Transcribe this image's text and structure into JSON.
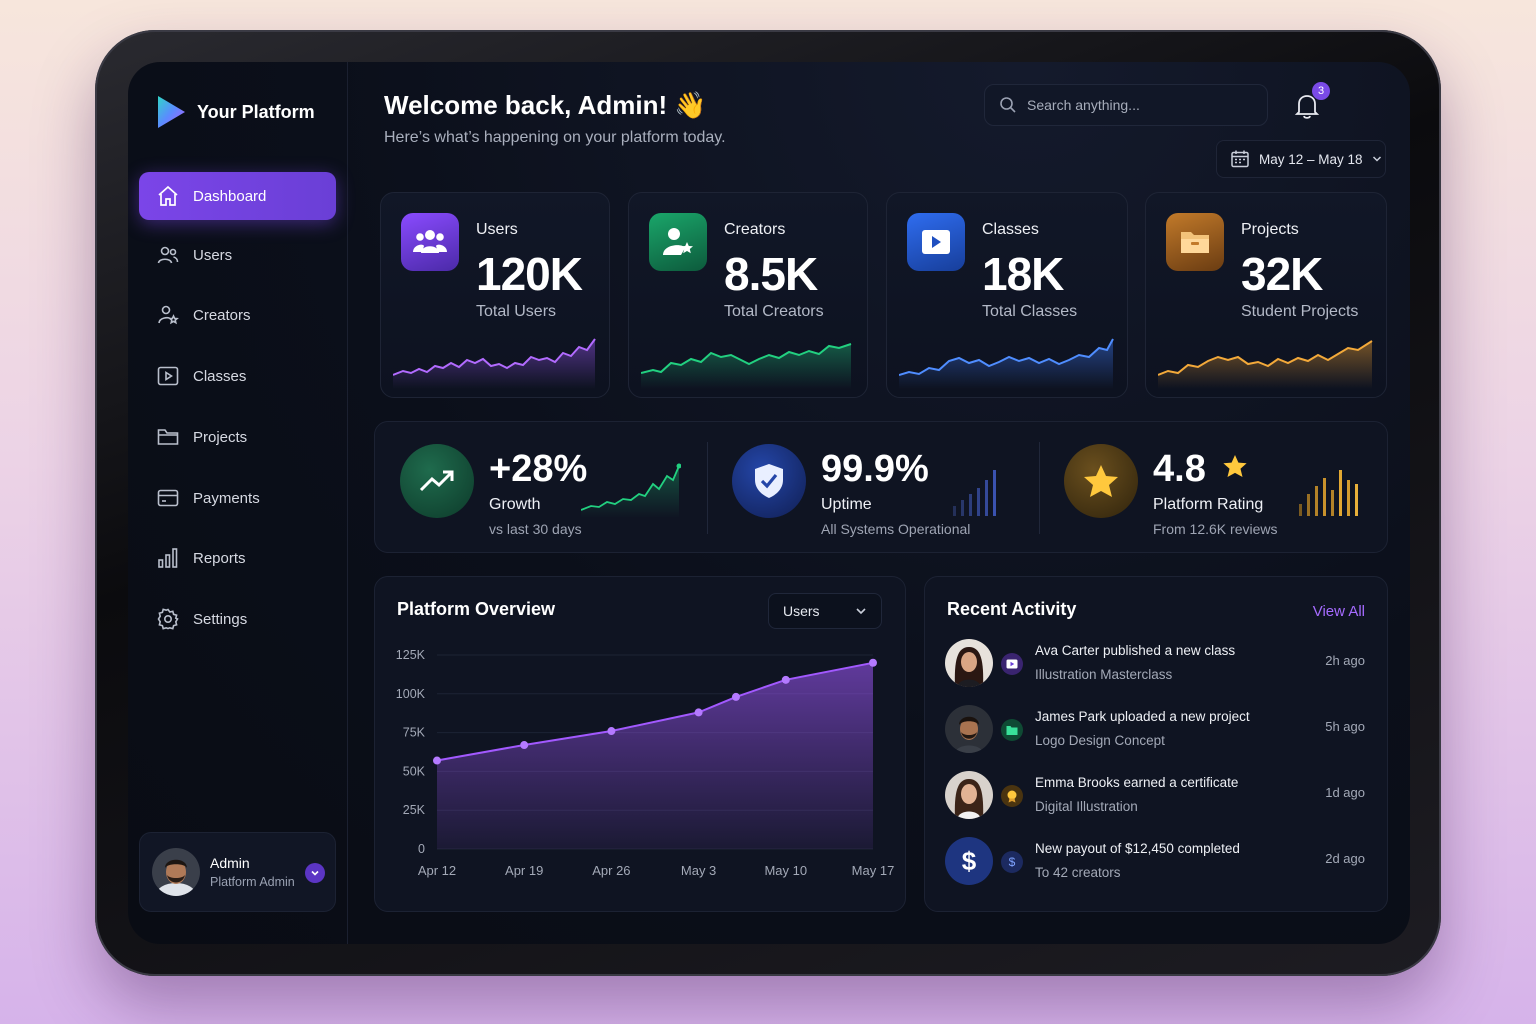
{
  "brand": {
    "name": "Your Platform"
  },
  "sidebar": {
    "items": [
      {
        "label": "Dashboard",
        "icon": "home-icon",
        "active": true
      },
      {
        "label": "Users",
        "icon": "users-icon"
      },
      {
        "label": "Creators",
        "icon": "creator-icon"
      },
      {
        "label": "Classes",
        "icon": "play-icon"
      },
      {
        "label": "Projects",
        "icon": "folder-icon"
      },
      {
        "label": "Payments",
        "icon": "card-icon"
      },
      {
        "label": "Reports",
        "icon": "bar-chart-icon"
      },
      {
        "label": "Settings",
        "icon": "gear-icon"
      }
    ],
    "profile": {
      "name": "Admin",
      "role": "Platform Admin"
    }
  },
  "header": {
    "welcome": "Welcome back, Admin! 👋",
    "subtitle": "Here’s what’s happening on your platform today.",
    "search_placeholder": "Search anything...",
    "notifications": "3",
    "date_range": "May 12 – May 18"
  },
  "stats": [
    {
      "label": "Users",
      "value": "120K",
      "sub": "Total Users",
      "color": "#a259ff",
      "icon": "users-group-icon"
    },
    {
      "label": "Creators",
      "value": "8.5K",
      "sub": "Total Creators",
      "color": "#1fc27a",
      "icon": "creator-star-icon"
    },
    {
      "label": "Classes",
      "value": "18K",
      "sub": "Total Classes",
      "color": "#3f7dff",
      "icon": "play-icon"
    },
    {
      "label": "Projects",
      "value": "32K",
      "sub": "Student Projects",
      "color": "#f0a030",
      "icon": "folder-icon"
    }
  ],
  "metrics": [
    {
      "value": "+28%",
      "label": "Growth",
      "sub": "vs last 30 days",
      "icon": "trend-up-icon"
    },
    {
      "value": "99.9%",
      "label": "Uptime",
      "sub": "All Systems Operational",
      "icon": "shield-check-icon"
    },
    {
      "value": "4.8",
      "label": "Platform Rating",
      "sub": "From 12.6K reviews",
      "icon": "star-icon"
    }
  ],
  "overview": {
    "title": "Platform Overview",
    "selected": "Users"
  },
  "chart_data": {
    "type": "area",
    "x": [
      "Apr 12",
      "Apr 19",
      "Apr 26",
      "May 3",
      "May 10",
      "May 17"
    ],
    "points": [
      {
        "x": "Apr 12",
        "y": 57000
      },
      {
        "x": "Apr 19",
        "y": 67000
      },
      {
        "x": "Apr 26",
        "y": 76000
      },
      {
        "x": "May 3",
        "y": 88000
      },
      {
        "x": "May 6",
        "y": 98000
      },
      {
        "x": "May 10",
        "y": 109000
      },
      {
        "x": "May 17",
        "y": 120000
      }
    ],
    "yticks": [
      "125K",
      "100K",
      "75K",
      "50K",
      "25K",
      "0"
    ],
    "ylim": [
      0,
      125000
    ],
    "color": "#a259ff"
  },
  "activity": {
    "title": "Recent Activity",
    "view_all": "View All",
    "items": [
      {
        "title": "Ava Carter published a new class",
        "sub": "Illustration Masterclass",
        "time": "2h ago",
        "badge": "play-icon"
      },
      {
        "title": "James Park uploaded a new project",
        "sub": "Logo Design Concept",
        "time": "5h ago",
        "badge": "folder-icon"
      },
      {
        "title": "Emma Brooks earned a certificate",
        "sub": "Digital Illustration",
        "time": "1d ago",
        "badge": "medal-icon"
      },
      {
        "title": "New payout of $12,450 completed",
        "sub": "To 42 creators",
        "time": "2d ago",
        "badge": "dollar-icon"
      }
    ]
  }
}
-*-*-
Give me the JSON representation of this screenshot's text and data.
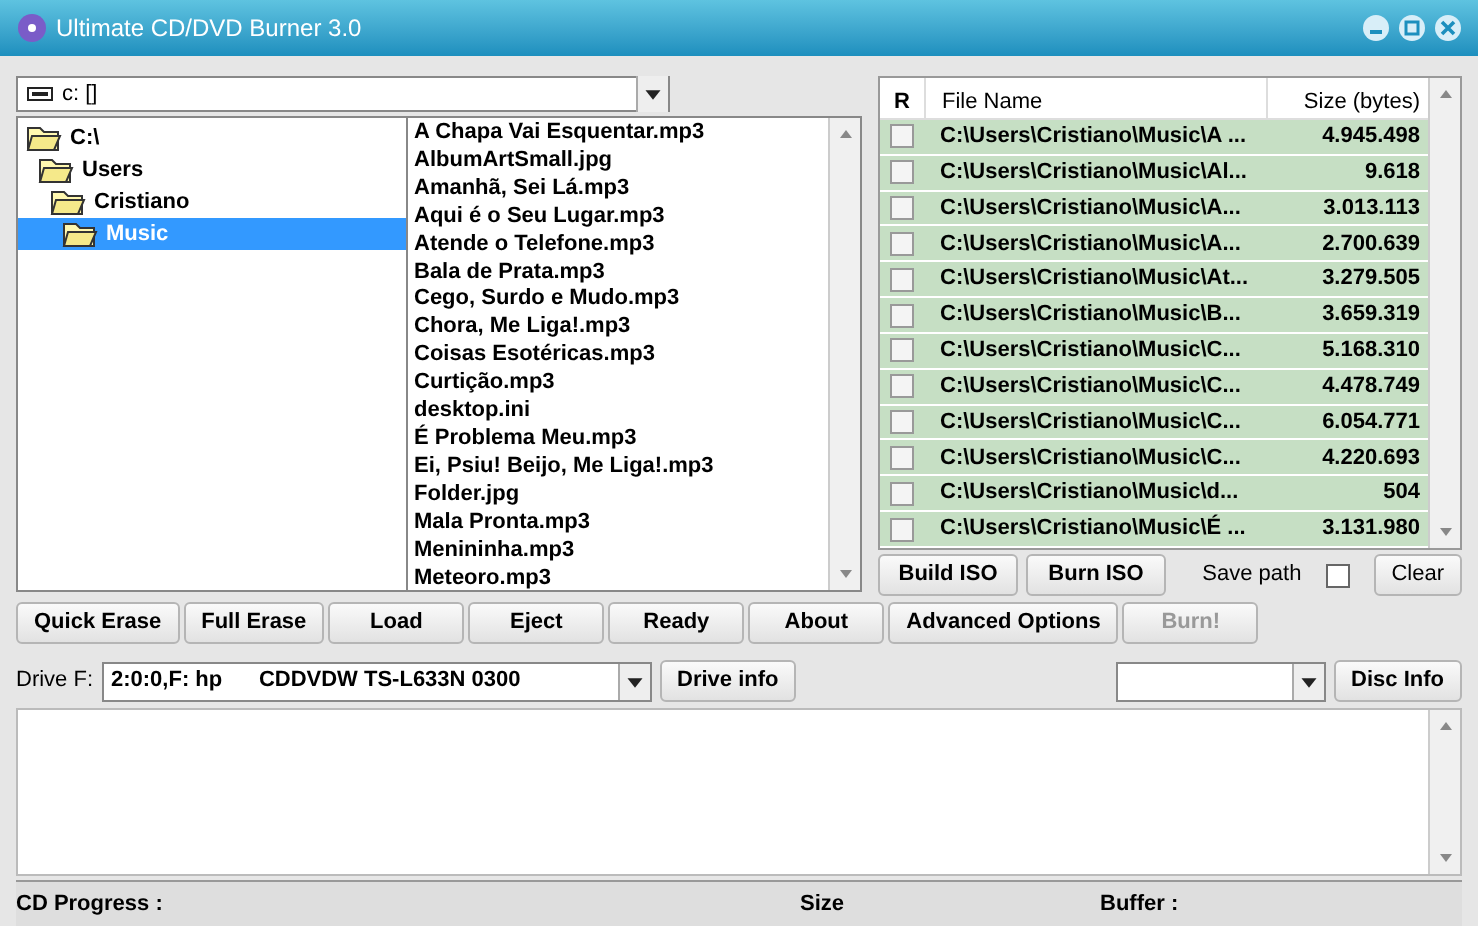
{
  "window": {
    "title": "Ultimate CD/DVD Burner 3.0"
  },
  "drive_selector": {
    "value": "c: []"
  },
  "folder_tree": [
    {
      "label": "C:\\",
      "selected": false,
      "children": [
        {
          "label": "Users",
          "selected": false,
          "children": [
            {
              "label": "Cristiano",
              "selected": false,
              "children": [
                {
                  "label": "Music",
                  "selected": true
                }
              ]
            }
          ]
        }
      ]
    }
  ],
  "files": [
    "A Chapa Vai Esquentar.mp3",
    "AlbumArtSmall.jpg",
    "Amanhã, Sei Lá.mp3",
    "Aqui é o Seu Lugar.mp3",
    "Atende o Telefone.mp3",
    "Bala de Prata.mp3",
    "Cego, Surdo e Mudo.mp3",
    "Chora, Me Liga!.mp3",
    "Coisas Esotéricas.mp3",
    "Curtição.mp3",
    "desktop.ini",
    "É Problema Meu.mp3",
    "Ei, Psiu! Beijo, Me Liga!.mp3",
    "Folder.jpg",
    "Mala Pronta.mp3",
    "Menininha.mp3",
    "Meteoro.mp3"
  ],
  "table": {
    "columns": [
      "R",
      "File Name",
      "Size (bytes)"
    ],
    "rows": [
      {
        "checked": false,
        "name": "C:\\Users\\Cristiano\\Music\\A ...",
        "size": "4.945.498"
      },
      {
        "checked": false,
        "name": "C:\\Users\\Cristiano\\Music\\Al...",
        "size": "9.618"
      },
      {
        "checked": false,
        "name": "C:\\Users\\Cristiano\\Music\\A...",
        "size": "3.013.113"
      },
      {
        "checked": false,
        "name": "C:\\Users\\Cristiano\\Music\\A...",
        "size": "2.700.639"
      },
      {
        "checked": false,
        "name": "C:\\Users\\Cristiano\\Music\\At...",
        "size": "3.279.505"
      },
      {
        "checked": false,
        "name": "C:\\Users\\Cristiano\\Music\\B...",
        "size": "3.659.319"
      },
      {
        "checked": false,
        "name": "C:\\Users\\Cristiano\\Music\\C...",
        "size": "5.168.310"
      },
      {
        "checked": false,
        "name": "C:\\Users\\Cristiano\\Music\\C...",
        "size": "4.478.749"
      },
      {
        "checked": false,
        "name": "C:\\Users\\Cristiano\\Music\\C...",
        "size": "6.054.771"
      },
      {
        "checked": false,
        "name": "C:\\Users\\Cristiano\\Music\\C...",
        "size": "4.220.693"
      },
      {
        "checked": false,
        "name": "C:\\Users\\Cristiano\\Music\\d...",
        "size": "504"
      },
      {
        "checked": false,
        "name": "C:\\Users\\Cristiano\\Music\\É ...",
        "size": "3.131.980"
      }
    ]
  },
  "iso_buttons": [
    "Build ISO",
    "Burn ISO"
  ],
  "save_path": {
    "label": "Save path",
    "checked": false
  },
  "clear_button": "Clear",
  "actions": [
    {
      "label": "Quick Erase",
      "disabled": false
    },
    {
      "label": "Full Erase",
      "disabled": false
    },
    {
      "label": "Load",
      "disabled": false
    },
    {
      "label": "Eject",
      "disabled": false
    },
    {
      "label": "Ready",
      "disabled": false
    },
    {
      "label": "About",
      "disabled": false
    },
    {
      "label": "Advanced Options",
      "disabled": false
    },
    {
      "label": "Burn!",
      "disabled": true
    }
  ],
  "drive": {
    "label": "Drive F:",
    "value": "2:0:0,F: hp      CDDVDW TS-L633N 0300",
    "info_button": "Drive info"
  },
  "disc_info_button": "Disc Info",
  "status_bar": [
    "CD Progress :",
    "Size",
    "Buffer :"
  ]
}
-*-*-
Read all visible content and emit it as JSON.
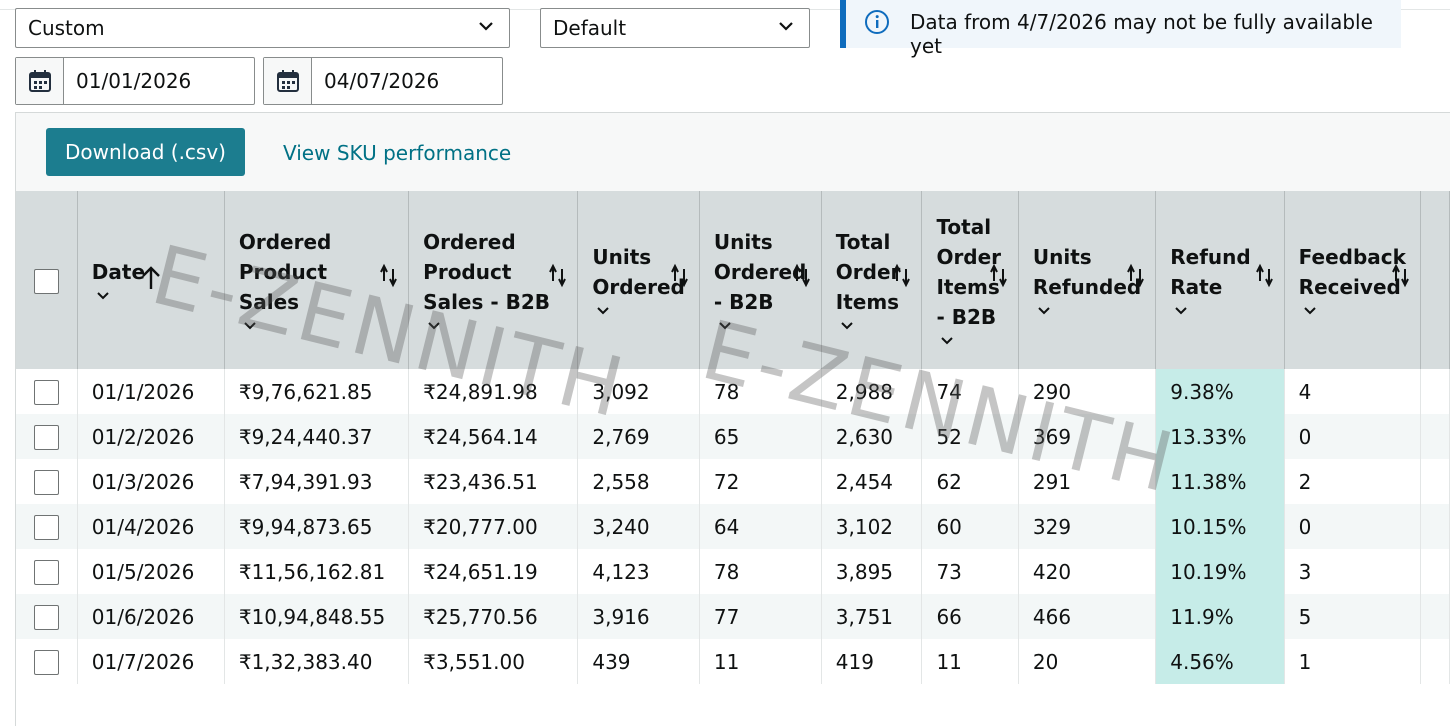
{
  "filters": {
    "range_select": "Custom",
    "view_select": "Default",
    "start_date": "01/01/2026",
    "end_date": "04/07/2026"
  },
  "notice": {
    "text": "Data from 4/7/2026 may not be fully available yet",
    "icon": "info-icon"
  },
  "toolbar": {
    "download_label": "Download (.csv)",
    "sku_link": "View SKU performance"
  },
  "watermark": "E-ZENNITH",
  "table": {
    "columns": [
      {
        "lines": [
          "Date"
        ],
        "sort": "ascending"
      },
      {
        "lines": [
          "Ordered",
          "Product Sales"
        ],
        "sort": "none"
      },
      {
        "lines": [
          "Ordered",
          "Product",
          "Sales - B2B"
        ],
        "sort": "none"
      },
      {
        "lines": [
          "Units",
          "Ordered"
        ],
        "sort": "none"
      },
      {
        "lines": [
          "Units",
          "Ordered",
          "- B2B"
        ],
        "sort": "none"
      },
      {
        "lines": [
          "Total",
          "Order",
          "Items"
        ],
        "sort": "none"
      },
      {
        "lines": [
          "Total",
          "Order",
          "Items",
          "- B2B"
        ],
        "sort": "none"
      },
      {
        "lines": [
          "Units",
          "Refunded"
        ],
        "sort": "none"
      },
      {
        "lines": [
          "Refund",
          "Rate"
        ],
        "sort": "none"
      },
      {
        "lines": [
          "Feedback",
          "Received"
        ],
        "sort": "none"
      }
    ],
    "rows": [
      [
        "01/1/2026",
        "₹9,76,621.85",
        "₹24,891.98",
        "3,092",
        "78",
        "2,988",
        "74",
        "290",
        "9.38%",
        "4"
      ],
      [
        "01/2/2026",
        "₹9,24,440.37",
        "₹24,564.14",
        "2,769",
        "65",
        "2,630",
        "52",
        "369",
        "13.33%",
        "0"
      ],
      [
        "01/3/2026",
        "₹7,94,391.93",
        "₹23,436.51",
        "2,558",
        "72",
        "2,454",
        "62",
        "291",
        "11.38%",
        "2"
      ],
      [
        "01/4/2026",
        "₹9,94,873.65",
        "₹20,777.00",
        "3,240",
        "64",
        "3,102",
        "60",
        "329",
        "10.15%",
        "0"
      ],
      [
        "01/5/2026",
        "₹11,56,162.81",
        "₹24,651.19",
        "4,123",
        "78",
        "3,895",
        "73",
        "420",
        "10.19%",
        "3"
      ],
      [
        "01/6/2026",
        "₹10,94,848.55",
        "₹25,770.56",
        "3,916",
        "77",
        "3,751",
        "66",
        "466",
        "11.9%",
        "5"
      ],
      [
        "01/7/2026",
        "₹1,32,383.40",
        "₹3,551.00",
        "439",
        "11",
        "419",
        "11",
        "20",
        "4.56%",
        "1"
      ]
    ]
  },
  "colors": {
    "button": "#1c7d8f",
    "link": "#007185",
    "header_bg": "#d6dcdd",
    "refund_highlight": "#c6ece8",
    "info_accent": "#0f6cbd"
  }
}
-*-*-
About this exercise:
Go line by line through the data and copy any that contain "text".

Response area:
Transcribe this image's text and structure into JSON.
Give me the JSON representation of this screenshot's text and data.
    "text": "Data from 4/7/2026 may not be fully available yet",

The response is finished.